Data about app and page elements

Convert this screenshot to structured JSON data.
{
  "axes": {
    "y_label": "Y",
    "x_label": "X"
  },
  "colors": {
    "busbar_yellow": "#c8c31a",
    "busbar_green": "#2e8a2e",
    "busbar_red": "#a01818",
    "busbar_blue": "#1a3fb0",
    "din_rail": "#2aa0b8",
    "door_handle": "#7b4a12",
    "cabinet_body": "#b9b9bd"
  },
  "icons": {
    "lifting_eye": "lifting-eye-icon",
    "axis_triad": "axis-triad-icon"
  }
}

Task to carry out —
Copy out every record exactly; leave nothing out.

Written response —
Convert this screenshot to structured JSON data.
{
  "axes": {
    "y_label": "Y",
    "x_label": "X"
  },
  "colors": {
    "busbar_yellow": "#c8c31a",
    "busbar_green": "#2e8a2e",
    "busbar_red": "#a01818",
    "busbar_blue": "#1a3fb0",
    "din_rail": "#2aa0b8",
    "door_handle": "#7b4a12",
    "cabinet_body": "#b9b9bd"
  },
  "icons": {
    "lifting_eye": "lifting-eye-icon",
    "axis_triad": "axis-triad-icon"
  }
}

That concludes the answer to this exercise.